I'm certainly recommending Jupiter, both for the science adventure and the spiritual conflict. A few other books you might read afterward are Poul Anderson's Three Worlds to Conquer and Mary Russell's The Sparrow.
Afterword: Reading Jupiter left me with a few questions that I wondered about, so I went to the author and asked. The author was gracious enough to provide me with his comments.
SFRevu: Is there really a water ocean at some level on Jupiter?
Ben Bova: Back in the 1950s, when I first began to get interested about the planet Jupiter, it seemed to me that the planet's tremendous gravitational force would squeeze its atmospheric gases into liquids, below the clouds that cloak the planet. Current planetary physical theory agrees that there is probably a layer of liquid water below the clouds, pretty much as I've described it. See THE NASA ATLAS OF THE SOLAR SYSTEM if you're interested in more detail.
SFRevu: I know liquid-filled flight suits have been experimented with for dealing with g forces, and Joe Haldeman used something along those lines in The Forever War, but in Jupiter is the first time I've seen it suggested for high-gravity planets. Would it really work?
Ben: Benthic fishes live quite comfortably at the huge pressures of the deep oceans on Earth because their internal pressure is equal to the pressure outside their skins. It occurred to me that humans might be able to face the high pressures of the Jovian ocean if they could be immersed in a high-pressure liquid and breathe perfluorocarbon (which has been done on an experimental basis). I certainly fudged the details by "designing" a ship that is built of shells within shells, so the humans don't have to face the exact pressure of the ocean outside the outermost shell of their ship.
SFRevu: Do you think that religion and free scientific inquiry are compatible, or does the latter erode the former and does knowledge of the universe ultimately cause the death of faith?

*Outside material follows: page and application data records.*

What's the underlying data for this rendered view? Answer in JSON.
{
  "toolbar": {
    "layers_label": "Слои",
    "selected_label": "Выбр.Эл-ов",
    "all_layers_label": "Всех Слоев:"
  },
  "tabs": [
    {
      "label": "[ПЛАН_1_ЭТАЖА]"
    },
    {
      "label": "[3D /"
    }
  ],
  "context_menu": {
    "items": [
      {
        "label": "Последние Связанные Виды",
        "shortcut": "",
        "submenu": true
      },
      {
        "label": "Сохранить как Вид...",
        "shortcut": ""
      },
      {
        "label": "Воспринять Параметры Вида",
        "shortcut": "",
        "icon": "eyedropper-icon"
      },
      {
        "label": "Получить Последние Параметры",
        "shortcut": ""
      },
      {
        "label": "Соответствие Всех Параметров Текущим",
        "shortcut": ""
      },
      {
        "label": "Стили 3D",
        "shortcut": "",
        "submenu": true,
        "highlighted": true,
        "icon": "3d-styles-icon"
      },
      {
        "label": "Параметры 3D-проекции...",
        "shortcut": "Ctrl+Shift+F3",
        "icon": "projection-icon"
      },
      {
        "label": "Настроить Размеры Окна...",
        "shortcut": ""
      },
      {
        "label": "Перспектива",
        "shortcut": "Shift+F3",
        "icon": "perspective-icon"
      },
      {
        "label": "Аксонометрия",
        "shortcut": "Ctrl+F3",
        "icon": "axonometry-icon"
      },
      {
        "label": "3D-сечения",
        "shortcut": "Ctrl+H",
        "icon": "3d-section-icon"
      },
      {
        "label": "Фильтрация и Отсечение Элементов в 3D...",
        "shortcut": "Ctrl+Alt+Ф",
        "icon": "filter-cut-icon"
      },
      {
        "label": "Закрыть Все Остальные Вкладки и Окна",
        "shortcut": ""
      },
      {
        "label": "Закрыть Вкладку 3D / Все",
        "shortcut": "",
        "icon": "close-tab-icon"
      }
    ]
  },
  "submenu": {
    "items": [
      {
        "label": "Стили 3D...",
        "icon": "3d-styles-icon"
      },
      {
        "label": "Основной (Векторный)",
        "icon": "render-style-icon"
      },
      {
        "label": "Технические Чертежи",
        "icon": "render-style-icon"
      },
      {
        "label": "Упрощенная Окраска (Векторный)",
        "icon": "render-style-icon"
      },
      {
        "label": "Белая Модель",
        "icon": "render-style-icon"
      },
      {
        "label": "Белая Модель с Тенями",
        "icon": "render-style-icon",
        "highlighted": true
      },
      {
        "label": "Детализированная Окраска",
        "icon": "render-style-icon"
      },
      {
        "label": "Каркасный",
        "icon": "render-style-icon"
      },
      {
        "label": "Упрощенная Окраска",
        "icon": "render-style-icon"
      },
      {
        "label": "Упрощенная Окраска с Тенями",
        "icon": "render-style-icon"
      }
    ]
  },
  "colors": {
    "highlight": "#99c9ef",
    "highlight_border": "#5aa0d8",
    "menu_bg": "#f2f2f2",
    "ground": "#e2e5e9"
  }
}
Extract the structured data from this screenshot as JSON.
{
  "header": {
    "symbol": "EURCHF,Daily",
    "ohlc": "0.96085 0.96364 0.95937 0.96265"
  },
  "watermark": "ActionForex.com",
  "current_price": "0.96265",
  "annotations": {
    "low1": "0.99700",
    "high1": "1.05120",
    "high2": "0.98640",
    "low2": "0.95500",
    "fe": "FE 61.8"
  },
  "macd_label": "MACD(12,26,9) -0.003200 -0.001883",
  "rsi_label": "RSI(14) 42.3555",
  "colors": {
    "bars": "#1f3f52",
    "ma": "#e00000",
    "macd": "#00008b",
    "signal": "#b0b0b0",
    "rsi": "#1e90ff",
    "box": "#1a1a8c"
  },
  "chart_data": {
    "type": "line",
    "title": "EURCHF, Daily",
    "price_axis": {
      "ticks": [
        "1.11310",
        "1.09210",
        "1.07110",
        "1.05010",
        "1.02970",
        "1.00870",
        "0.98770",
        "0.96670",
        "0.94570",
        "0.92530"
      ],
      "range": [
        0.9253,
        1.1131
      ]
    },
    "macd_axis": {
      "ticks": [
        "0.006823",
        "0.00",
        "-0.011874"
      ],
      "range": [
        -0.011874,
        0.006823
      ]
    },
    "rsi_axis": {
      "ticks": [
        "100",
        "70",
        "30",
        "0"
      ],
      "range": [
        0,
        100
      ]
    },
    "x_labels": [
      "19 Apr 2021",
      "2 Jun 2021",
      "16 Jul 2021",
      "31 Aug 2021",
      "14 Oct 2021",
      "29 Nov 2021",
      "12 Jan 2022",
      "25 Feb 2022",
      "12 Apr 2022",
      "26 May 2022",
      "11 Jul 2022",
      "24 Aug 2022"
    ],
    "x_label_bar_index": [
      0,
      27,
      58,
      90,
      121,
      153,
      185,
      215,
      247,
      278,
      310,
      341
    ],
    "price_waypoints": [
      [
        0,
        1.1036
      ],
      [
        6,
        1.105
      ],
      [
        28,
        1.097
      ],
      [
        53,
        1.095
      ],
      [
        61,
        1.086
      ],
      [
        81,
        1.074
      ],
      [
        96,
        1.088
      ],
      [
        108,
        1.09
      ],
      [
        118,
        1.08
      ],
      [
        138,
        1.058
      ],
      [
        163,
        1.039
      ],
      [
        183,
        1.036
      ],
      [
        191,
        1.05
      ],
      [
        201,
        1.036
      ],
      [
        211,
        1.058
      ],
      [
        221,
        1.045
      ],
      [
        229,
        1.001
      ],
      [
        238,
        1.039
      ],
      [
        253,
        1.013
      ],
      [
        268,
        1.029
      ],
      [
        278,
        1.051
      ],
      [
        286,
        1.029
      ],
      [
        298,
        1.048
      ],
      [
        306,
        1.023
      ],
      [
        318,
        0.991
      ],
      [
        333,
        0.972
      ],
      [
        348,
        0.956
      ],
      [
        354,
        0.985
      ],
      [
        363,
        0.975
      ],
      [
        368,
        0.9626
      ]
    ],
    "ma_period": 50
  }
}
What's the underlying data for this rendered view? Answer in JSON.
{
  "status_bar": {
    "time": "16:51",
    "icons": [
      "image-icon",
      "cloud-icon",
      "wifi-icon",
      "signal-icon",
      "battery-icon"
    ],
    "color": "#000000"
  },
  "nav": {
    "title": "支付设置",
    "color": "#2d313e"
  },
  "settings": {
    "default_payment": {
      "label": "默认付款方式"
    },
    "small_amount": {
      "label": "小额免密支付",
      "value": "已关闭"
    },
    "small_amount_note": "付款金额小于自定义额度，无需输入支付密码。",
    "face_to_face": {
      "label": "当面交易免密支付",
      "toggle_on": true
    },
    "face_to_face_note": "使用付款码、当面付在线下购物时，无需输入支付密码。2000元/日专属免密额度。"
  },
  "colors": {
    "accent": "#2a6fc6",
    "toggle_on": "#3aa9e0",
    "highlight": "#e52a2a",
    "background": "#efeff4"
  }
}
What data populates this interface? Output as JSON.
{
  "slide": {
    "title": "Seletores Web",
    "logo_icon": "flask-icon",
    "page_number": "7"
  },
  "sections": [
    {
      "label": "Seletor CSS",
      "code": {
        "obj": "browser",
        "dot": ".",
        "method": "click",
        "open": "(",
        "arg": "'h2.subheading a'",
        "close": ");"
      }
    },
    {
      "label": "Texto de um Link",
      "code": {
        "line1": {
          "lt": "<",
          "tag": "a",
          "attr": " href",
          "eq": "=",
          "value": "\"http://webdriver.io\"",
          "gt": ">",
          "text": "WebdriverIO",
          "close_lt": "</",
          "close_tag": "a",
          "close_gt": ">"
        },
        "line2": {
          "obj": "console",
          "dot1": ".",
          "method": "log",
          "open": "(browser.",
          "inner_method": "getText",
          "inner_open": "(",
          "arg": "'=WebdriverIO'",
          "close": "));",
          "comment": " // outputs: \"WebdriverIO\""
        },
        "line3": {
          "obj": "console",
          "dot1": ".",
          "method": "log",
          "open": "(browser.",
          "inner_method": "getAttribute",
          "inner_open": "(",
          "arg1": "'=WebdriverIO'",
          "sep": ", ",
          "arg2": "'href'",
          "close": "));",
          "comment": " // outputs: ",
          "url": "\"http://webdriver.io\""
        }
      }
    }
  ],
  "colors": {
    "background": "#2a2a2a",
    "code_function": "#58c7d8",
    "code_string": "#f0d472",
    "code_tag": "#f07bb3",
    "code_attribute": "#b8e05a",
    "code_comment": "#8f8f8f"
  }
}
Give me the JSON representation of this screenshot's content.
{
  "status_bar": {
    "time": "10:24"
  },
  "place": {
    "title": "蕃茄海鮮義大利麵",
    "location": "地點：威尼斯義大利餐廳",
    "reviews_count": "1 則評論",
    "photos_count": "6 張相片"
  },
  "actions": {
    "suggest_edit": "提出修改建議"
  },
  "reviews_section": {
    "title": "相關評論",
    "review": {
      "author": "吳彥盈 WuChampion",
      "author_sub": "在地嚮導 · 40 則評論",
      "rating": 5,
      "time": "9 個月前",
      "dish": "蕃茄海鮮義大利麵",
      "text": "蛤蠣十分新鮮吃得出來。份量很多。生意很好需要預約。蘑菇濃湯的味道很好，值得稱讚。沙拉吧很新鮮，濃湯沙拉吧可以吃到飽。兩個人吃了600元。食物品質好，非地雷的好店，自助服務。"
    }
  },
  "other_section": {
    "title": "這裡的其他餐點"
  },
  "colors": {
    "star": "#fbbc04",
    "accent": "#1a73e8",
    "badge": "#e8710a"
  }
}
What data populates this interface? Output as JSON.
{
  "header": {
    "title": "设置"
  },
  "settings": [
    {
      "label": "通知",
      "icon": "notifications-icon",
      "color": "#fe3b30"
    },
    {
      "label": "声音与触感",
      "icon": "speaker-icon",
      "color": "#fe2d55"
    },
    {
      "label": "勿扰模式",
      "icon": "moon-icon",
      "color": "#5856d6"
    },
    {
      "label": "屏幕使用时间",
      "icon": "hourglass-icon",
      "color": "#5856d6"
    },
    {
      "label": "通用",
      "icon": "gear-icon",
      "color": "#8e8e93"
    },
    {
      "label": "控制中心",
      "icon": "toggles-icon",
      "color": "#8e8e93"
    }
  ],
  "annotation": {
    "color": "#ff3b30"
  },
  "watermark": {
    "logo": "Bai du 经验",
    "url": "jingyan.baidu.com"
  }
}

Ben: I think religion and free scientific inquiry are certainly compatible, but -- as I tried to point out in Jupiter -- when religion gains control of the political apparatus, then the struggle is over power, not inquiry or faith. As we learn more about the universe Out There and within our own bodies, religious ideas will change, but I doubt that they will disappear altogether.